*** Supplied records ***

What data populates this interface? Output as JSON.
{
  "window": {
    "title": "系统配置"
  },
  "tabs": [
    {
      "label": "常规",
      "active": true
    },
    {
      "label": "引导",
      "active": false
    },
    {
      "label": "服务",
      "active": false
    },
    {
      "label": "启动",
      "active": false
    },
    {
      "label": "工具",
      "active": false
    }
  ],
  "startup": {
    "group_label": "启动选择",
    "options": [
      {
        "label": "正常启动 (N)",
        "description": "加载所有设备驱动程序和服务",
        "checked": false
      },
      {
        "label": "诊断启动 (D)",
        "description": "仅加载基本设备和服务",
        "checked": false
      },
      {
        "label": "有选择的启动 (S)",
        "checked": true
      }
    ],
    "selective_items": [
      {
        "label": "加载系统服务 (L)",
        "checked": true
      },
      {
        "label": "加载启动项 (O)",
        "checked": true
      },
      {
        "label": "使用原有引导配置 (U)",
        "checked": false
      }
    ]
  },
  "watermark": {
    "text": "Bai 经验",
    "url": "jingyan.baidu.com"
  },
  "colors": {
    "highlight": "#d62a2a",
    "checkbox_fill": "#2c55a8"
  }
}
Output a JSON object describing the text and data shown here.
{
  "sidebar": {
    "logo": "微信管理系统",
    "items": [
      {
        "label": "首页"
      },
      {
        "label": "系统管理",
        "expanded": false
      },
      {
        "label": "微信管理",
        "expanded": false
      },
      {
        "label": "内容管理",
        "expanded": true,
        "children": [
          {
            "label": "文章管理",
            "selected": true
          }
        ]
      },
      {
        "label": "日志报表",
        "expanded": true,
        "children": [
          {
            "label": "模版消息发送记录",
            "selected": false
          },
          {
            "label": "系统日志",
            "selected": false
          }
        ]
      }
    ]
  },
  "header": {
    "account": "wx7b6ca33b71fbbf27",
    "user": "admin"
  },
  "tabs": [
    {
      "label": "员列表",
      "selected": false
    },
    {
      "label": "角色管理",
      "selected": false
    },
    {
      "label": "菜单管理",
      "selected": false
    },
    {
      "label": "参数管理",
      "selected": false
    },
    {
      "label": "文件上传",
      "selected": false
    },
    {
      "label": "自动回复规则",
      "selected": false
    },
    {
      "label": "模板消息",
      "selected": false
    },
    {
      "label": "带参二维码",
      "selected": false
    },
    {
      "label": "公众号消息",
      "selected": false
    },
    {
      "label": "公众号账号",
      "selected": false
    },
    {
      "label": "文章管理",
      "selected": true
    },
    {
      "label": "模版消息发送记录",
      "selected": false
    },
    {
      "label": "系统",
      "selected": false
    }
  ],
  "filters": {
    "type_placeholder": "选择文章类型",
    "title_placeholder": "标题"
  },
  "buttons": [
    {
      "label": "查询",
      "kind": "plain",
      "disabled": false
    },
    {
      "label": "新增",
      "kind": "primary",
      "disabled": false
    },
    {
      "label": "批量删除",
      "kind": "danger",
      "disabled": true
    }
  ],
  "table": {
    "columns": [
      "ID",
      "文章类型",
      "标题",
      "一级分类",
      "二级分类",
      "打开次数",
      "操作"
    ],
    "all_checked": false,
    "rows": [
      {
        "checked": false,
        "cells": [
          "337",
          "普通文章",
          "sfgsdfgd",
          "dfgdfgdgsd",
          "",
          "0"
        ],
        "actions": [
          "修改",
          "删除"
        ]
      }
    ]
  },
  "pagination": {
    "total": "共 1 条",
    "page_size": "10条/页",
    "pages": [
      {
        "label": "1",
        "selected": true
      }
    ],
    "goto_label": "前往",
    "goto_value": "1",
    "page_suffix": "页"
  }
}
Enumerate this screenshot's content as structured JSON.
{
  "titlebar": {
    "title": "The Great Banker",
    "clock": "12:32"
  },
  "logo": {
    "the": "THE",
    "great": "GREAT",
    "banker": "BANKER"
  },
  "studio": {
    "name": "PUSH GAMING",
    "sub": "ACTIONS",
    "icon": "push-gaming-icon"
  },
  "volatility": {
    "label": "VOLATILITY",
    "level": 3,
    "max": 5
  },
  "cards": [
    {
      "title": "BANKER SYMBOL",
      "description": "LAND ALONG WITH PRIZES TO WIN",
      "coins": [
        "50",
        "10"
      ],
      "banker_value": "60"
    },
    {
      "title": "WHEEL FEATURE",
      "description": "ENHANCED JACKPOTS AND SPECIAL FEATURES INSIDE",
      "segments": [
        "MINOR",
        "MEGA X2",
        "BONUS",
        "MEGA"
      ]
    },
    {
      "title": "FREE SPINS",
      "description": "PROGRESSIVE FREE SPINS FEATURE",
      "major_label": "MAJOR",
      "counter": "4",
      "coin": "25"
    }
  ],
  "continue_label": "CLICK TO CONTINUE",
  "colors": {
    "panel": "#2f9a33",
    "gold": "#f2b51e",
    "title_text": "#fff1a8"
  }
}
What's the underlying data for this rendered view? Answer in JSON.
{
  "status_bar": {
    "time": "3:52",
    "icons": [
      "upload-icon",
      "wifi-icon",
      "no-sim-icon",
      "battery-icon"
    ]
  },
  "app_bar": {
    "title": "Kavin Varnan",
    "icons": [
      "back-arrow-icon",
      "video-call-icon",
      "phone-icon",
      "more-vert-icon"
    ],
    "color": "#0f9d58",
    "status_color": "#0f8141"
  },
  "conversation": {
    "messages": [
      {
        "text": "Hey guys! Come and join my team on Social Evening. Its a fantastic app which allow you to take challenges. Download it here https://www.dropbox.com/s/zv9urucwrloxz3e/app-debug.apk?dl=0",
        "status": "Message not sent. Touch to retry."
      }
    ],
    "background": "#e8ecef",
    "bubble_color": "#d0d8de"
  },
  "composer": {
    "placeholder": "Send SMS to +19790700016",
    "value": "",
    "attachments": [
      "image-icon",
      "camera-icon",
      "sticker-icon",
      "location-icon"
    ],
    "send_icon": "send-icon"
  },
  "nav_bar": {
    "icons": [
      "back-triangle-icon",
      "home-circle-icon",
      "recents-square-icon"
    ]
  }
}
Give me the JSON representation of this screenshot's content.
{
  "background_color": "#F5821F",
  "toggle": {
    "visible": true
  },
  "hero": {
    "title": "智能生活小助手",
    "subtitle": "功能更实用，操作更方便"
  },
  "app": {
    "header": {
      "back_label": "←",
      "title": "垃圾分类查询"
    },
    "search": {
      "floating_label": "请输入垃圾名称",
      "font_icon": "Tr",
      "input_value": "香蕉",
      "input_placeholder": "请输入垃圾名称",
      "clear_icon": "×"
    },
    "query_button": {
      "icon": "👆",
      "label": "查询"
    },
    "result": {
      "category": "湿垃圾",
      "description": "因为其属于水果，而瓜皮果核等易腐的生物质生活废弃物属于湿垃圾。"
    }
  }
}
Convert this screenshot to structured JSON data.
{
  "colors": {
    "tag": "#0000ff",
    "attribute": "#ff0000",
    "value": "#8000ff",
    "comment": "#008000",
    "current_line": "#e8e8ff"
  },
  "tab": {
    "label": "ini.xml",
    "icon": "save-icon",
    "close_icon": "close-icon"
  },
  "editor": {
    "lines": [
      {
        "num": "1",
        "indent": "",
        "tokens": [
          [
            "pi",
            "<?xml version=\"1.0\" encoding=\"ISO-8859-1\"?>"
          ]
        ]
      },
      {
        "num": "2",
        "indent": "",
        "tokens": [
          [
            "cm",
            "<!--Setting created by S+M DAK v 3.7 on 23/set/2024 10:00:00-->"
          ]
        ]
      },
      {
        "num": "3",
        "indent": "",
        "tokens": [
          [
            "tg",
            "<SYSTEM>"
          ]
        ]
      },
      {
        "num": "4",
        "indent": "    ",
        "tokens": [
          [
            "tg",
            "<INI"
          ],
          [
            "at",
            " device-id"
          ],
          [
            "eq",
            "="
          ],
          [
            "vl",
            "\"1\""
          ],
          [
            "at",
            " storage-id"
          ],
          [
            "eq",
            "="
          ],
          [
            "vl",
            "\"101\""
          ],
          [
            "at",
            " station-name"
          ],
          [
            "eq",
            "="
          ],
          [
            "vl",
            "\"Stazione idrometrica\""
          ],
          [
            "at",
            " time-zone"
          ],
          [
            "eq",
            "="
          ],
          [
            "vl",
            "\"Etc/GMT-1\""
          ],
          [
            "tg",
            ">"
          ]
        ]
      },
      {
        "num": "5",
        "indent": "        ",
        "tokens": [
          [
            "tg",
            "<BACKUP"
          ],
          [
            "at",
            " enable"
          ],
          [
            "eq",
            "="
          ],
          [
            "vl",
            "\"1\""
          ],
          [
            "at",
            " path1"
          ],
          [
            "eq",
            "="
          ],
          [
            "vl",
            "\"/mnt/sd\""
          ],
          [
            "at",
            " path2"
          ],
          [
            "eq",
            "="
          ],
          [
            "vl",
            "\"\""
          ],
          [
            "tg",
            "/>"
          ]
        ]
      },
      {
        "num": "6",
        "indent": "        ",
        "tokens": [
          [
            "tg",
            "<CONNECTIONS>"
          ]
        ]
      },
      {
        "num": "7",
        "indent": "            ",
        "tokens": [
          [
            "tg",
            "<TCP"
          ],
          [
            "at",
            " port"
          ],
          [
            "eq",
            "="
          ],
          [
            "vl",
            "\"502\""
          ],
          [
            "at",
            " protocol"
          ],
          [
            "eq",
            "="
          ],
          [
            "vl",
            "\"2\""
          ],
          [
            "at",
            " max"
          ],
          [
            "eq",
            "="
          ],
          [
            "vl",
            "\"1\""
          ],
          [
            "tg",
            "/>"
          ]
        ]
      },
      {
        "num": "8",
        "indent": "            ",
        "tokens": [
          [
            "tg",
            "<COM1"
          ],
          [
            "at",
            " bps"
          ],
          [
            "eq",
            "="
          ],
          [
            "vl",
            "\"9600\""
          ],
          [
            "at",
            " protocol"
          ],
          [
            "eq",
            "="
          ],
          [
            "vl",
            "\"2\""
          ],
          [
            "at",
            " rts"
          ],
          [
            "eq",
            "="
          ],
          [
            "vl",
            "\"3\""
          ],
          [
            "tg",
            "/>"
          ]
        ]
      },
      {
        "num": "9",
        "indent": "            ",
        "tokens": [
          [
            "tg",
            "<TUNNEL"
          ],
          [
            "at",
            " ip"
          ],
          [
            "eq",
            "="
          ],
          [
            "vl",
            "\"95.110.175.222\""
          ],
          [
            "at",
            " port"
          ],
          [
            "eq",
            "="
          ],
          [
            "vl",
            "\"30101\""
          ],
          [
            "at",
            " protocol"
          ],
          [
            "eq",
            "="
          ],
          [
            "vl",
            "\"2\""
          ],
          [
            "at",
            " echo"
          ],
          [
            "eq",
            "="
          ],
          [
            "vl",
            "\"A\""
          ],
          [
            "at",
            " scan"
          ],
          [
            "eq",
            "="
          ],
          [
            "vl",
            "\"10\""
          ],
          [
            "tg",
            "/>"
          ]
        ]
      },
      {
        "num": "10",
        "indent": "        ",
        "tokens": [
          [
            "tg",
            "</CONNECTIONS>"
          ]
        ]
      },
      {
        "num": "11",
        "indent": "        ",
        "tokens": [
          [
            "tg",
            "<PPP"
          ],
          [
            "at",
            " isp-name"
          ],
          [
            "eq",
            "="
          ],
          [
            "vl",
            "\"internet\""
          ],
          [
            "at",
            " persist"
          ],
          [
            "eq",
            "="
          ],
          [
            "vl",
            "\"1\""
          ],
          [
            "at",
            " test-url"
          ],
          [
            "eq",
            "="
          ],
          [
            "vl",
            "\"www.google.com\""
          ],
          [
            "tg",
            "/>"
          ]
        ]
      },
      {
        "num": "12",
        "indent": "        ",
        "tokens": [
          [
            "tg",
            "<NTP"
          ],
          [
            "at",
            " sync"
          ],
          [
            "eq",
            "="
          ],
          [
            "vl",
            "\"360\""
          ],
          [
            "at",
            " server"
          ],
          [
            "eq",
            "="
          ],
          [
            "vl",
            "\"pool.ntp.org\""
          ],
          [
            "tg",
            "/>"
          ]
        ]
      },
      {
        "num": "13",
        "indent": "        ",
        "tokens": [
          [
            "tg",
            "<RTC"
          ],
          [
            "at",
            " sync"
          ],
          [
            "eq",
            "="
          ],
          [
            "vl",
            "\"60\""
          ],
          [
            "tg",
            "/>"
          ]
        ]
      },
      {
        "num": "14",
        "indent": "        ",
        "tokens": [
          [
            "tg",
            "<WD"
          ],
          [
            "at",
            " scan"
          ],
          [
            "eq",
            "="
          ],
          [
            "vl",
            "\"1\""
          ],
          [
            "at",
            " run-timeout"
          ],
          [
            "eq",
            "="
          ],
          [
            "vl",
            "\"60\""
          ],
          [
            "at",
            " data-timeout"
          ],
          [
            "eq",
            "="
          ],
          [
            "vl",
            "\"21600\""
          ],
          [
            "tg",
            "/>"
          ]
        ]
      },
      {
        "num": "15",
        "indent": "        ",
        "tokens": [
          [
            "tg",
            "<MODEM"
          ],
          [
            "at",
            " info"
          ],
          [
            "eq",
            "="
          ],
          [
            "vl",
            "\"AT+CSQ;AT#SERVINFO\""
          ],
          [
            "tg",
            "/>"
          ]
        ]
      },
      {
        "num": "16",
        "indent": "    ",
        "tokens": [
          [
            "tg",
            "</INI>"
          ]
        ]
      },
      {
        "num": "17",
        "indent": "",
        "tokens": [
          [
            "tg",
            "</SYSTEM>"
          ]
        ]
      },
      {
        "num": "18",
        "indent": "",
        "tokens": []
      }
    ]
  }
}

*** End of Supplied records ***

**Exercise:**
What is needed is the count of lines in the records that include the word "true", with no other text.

**Output for this task:**
11